*TO DO*:
Where a line in the material below has the string "data", please report it.

*GIVEN INFORMATION*:

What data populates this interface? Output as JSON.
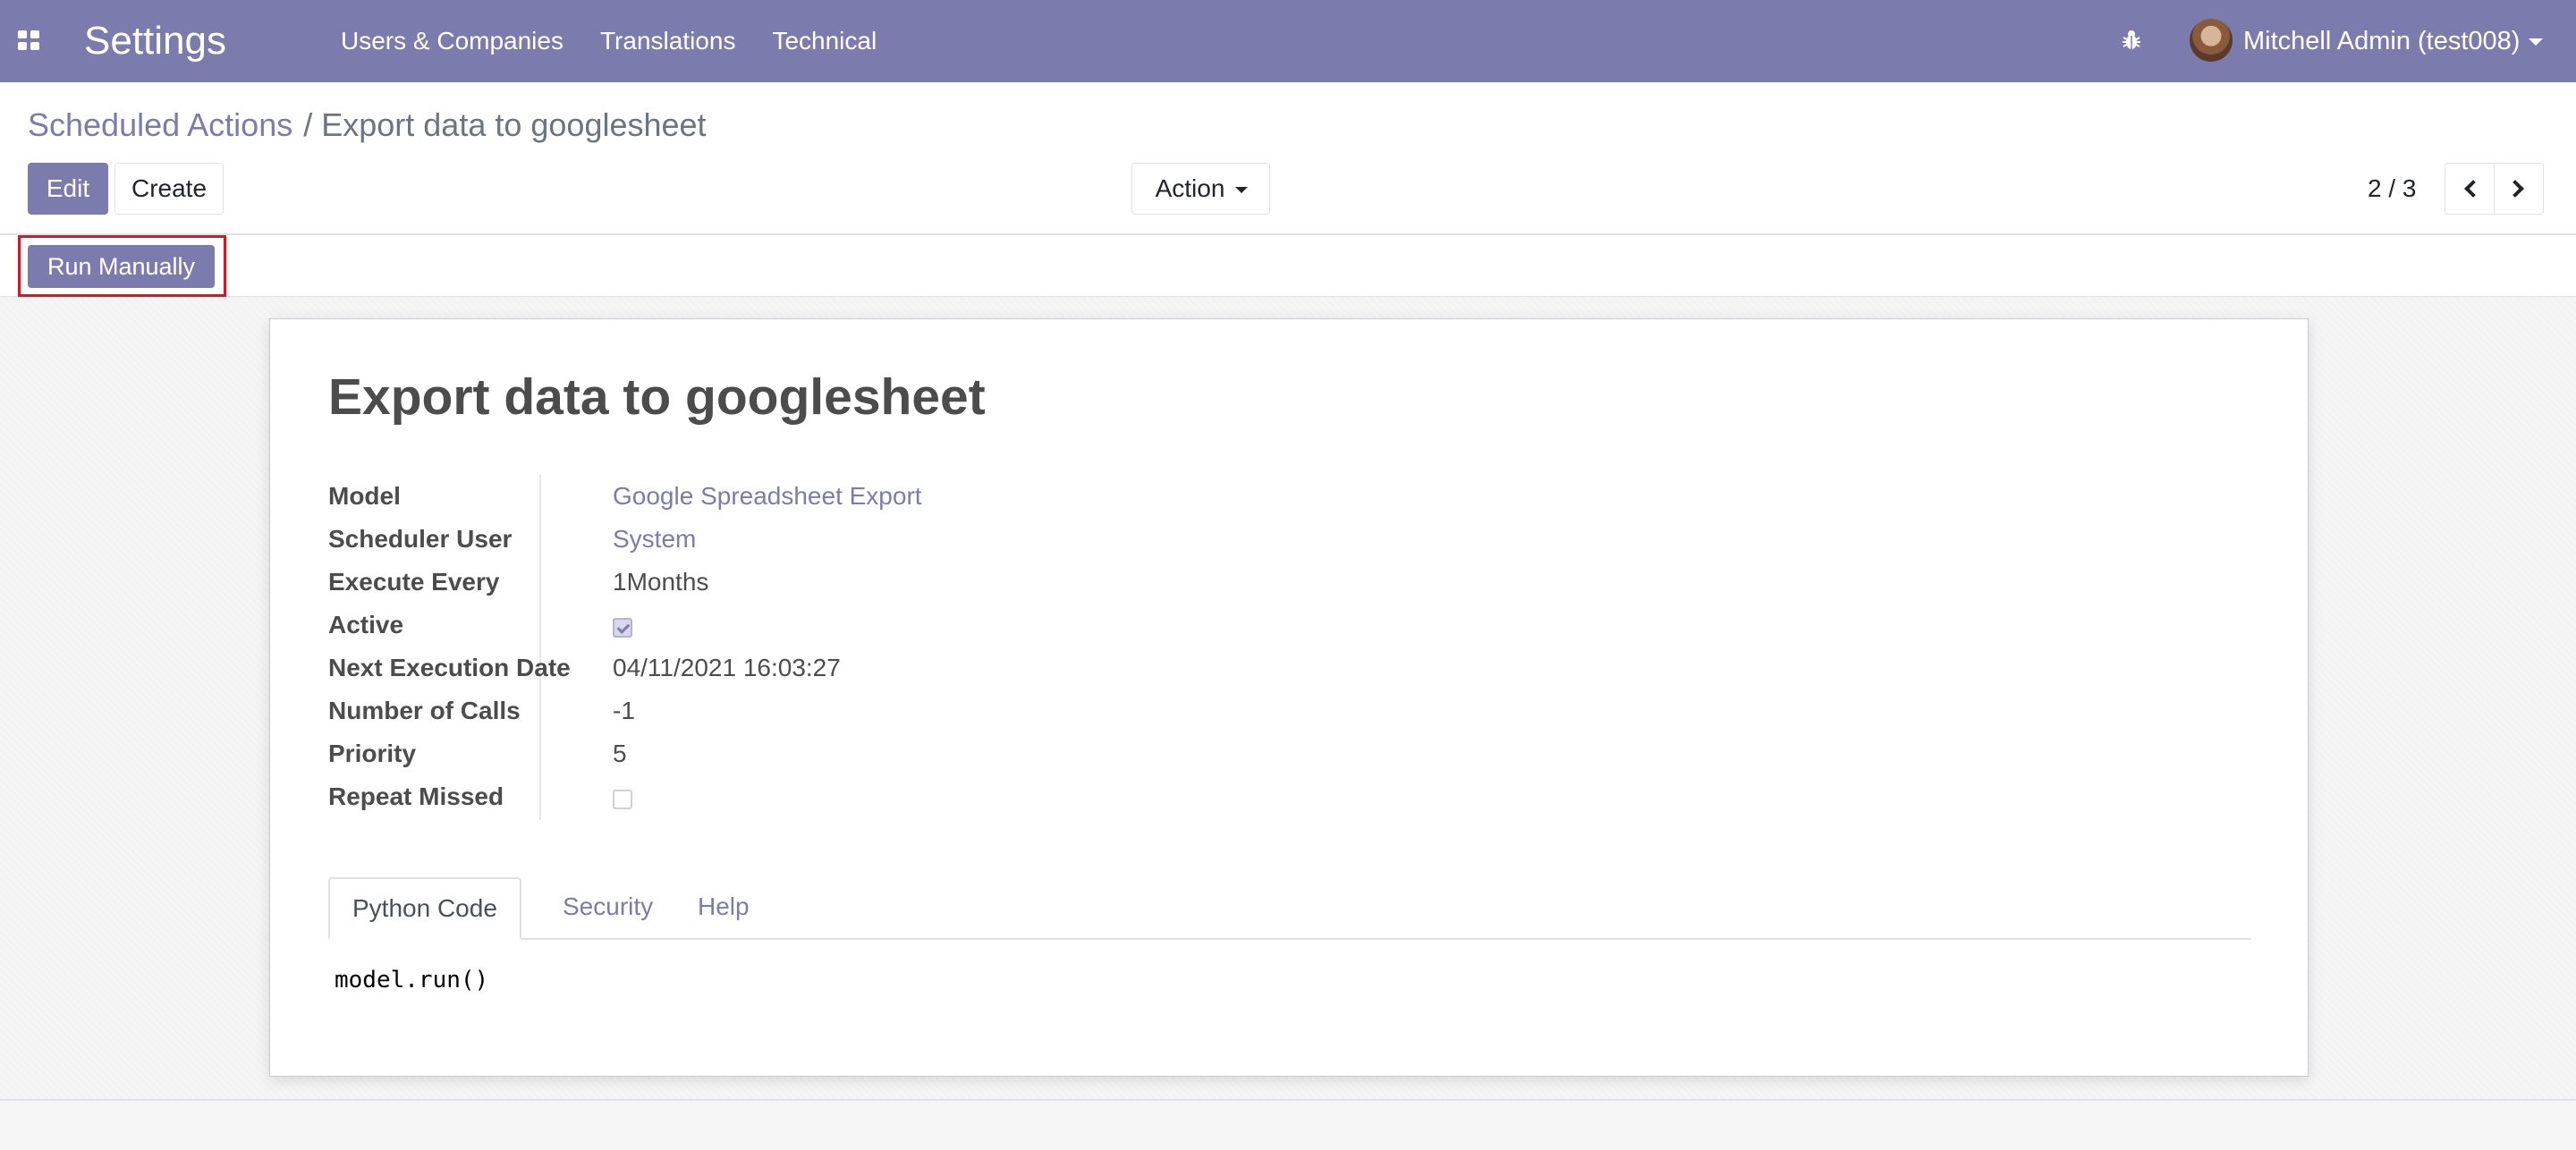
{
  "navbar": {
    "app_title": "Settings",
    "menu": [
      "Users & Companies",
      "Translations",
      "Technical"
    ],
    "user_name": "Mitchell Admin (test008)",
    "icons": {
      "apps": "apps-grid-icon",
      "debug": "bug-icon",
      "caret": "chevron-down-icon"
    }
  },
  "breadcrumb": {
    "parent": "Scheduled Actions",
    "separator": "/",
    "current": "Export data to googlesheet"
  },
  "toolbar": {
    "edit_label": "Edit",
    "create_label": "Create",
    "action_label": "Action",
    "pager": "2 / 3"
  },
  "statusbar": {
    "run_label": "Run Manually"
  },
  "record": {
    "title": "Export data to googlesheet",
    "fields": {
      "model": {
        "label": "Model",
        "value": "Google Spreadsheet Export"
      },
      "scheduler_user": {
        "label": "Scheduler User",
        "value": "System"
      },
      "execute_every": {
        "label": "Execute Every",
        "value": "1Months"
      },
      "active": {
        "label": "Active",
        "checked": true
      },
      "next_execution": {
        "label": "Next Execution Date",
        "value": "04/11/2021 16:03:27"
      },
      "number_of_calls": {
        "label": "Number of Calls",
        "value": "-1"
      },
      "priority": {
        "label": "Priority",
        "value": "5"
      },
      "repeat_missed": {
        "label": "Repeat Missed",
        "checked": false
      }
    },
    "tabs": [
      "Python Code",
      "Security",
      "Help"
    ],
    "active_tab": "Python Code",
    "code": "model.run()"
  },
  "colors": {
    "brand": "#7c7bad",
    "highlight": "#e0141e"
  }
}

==

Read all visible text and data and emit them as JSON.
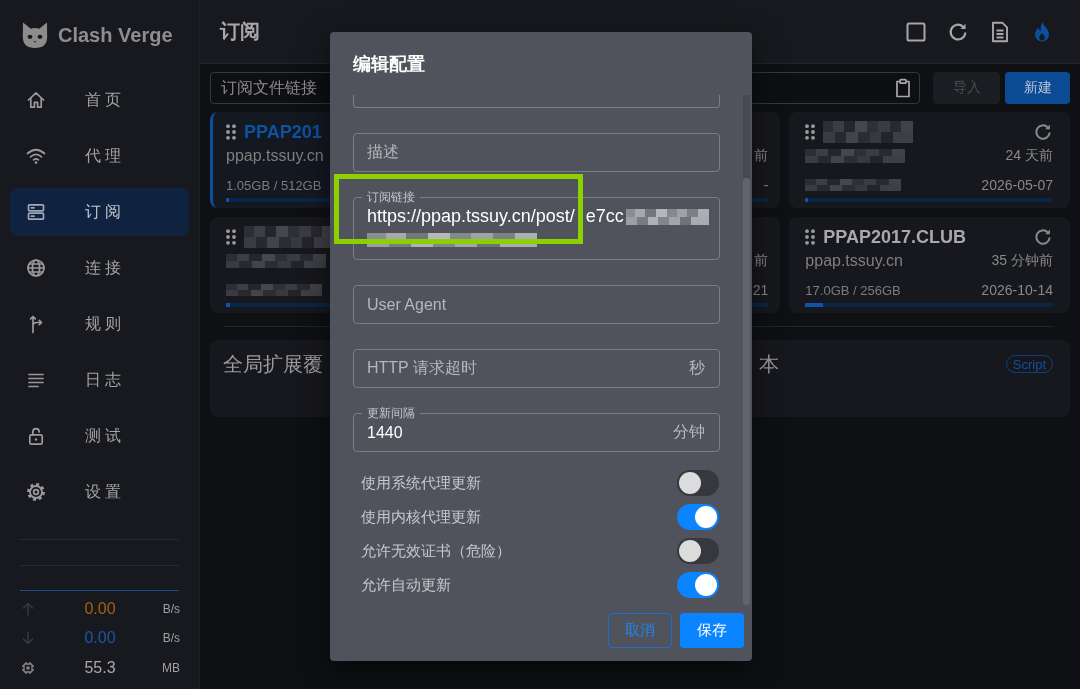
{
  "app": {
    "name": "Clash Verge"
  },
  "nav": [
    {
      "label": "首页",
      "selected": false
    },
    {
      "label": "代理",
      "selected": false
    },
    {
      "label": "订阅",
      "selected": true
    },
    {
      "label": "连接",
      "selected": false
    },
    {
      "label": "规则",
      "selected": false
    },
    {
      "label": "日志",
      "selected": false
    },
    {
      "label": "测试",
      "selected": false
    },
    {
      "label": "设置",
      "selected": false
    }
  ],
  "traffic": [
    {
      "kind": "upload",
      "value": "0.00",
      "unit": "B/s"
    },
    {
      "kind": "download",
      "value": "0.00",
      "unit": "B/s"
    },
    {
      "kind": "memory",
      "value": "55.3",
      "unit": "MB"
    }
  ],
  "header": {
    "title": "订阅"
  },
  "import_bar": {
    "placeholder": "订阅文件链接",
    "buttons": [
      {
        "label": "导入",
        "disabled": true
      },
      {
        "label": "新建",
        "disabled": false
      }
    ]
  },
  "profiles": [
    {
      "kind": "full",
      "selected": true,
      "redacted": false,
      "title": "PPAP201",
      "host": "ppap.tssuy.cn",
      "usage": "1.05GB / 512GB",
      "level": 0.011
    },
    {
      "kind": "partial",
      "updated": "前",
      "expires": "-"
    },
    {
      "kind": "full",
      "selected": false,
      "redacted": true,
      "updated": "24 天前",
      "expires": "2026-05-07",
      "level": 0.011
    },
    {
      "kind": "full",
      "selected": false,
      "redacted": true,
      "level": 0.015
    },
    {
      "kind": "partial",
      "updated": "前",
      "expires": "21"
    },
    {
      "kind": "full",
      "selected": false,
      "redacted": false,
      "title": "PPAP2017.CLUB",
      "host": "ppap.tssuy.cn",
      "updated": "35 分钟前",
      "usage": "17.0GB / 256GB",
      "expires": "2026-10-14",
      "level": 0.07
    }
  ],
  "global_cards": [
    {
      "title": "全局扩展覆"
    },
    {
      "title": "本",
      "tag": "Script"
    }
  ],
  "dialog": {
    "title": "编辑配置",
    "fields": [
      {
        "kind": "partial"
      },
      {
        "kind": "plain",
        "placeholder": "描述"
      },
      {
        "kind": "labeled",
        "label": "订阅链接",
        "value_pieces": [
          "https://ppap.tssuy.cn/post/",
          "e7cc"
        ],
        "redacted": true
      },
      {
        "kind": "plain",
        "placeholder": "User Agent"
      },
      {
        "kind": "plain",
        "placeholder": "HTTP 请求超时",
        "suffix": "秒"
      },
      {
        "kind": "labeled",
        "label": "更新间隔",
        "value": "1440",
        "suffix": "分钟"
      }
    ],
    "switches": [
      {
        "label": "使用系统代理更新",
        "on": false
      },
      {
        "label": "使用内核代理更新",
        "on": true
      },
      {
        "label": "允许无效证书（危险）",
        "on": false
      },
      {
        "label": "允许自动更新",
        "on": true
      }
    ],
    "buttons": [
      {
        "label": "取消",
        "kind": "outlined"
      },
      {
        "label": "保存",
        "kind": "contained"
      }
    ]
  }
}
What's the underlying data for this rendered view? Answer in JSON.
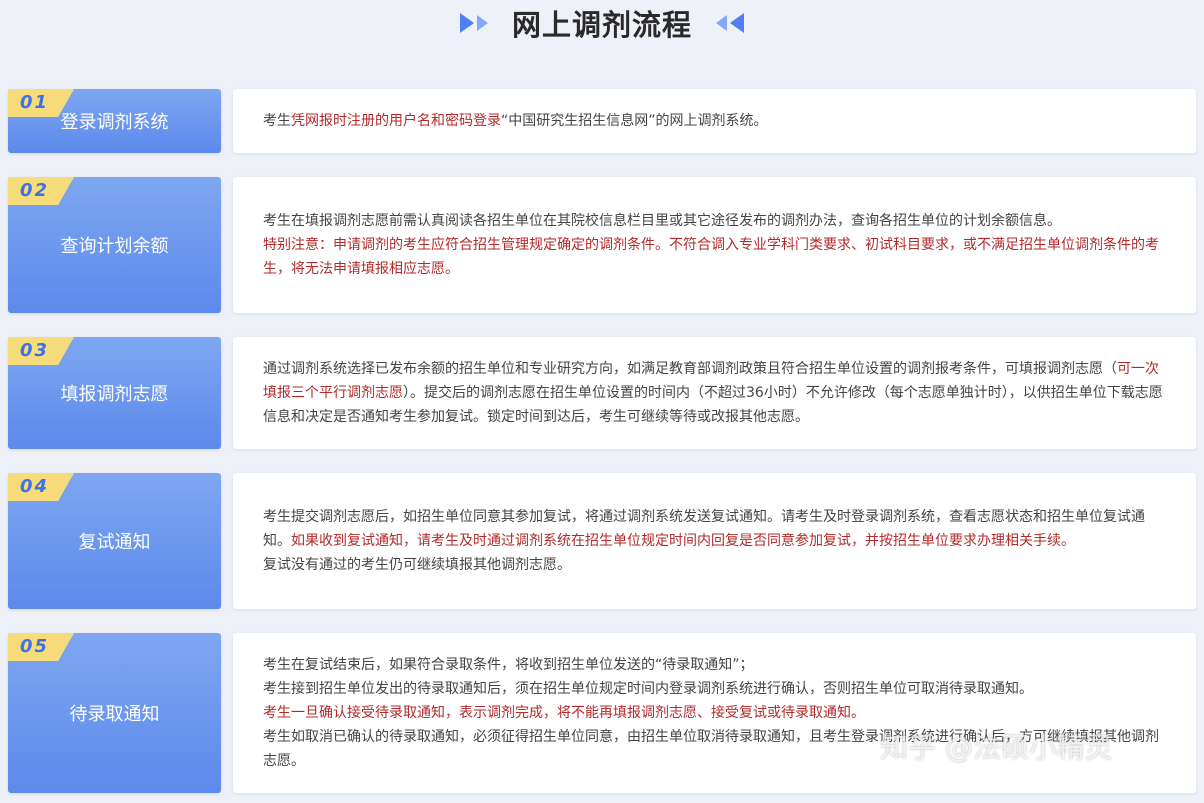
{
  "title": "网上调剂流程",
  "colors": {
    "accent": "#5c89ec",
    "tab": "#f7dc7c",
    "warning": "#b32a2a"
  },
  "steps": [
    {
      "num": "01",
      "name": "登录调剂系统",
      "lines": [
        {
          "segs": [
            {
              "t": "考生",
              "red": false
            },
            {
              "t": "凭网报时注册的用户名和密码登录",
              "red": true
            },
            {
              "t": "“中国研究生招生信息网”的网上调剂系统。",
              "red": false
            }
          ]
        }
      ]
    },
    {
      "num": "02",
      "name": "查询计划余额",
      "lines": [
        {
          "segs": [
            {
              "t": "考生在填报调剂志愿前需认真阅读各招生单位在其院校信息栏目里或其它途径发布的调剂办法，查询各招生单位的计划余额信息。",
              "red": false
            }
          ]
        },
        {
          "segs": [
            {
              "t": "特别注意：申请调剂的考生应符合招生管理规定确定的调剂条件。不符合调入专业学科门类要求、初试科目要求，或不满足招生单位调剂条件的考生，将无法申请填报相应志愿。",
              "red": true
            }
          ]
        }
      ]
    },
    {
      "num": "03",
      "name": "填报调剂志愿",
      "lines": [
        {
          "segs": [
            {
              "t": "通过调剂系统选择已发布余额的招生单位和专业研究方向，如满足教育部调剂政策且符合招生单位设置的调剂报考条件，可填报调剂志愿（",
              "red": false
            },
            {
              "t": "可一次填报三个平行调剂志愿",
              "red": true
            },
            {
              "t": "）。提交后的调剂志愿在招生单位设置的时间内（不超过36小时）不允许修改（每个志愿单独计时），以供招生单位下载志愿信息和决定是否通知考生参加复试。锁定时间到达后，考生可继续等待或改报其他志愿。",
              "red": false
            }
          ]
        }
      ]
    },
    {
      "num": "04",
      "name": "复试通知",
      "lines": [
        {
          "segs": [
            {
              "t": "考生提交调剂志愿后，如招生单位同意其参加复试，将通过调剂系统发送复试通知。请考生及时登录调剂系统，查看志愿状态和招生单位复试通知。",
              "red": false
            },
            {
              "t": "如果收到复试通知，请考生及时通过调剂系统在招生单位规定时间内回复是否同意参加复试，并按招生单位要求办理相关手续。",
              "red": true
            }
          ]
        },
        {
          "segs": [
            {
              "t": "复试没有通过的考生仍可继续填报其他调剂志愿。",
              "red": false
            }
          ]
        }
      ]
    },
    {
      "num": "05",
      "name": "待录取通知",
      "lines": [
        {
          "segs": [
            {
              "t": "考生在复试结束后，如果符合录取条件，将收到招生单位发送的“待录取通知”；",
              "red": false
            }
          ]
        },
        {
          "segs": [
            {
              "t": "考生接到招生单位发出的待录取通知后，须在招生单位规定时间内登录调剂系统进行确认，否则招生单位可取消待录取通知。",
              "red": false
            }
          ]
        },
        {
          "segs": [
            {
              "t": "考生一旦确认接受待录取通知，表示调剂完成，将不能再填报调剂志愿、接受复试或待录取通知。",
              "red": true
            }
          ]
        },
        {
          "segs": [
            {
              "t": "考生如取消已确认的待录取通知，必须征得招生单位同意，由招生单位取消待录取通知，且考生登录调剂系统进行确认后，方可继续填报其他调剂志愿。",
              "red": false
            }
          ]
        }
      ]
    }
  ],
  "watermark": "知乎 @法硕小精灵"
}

*ANSWER*:
What data populates this interface? Output as JSON.
    "current": "Export data to googlesheet"
    "title": "Export data to googlesheet",
Read all visible text and data and emit them as JSON.
What's the underlying data for this rendered view? Answer in JSON.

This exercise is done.